**ACTIVITY:** Every entry, from the first to the last, should be written out exactly.

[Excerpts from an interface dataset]
>>

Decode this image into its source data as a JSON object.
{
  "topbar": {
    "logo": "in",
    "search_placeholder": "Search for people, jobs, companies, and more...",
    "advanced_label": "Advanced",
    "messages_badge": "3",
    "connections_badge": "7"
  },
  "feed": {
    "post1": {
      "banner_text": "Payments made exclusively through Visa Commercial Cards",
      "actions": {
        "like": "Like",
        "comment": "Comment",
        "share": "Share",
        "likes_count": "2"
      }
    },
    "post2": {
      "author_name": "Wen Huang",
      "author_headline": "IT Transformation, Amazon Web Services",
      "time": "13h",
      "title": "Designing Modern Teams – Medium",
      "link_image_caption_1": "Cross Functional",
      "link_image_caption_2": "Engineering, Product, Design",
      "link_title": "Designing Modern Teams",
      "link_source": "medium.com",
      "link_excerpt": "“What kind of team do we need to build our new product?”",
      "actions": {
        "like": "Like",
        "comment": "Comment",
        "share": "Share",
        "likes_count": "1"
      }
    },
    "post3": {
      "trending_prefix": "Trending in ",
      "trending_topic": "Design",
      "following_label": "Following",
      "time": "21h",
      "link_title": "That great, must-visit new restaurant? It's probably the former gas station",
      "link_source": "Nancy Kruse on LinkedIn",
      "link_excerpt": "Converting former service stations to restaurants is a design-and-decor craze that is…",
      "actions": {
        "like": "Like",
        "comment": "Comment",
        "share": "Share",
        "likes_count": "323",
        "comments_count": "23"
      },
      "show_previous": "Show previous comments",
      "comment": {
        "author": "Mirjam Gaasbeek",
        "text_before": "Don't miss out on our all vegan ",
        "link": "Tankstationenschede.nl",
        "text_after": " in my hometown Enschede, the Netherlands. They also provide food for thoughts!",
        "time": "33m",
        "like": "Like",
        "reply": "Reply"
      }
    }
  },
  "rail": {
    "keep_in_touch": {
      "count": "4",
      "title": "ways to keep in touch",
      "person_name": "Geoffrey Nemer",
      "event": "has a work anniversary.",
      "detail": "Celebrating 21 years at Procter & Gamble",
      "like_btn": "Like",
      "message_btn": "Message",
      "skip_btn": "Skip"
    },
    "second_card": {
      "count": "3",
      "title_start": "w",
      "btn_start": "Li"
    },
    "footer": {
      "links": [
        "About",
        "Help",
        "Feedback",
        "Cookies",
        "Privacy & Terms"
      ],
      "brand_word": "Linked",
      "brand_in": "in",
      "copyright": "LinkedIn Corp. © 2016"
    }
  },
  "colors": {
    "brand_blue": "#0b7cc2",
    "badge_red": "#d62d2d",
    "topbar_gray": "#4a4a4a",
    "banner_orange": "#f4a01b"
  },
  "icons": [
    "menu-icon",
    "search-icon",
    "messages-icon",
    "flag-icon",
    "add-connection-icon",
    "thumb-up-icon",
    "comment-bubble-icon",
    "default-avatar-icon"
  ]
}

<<

**OUTPUT FOR THIS TASK:**
Decode this image into its source data as a JSON object.
{
  "topbar": {
    "logo": "in",
    "search_placeholder": "Search for people, jobs, companies, and more...",
    "advanced_label": "Advanced",
    "messages_badge": "3",
    "connections_badge": "7"
  },
  "feed": {
    "post1": {
      "banner_text": "Payments made exclusively through Visa Commercial Cards",
      "actions": {
        "like": "Like",
        "comment": "Comment",
        "share": "Share",
        "likes_count": "2"
      }
    },
    "post2": {
      "author_name": "Wen Huang",
      "author_headline": "IT Transformation, Amazon Web Services",
      "time": "13h",
      "title": "Designing Modern Teams – Medium",
      "link_image_caption_1": "Cross Functional",
      "link_image_caption_2": "Engineering, Product, Design",
      "link_title": "Designing Modern Teams",
      "link_source": "medium.com",
      "link_excerpt": "“What kind of team do we need to build our new product?”",
      "actions": {
        "like": "Like",
        "comment": "Comment",
        "share": "Share",
        "likes_count": "1"
      }
    },
    "post3": {
      "trending_prefix": "Trending in ",
      "trending_topic": "Design",
      "following_label": "Following",
      "time": "21h",
      "link_title": "That great, must-visit new restaurant? It's probably the former gas station",
      "link_source": "Nancy Kruse on LinkedIn",
      "link_excerpt": "Converting former service stations to restaurants is a design-and-decor craze that is…",
      "actions": {
        "like": "Like",
        "comment": "Comment",
        "share": "Share",
        "likes_count": "323",
        "comments_count": "23"
      },
      "show_previous": "Show previous comments",
      "comment": {
        "author": "Mirjam Gaasbeek",
        "text_before": "Don't miss out on our all vegan ",
        "link": "Tankstationenschede.nl",
        "text_after": " in my hometown Enschede, the Netherlands. They also provide food for thoughts!",
        "time": "33m",
        "like": "Like",
        "reply": "Reply"
      }
    }
  },
  "rail": {
    "keep_in_touch": {
      "count": "4",
      "title": "ways to keep in touch",
      "person_name": "Geoffrey Nemer",
      "event": "has a work anniversary.",
      "detail": "Celebrating 21 years at Procter & Gamble",
      "like_btn": "Like",
      "message_btn": "Message",
      "skip_btn": "Skip"
    },
    "second_card": {
      "count": "3",
      "title_start": "w",
      "btn_start": "Li"
    },
    "footer": {
      "links": [
        "About",
        "Help",
        "Feedback",
        "Cookies",
        "Privacy & Terms"
      ],
      "brand_word": "Linked",
      "brand_in": "in",
      "copyright": "LinkedIn Corp. © 2016"
    }
  },
  "colors": {
    "brand_blue": "#0b7cc2",
    "badge_red": "#d62d2d",
    "topbar_gray": "#4a4a4a",
    "banner_orange": "#f4a01b"
  },
  "icons": [
    "menu-icon",
    "search-icon",
    "messages-icon",
    "flag-icon",
    "add-connection-icon",
    "thumb-up-icon",
    "comment-bubble-icon",
    "default-avatar-icon"
  ]
}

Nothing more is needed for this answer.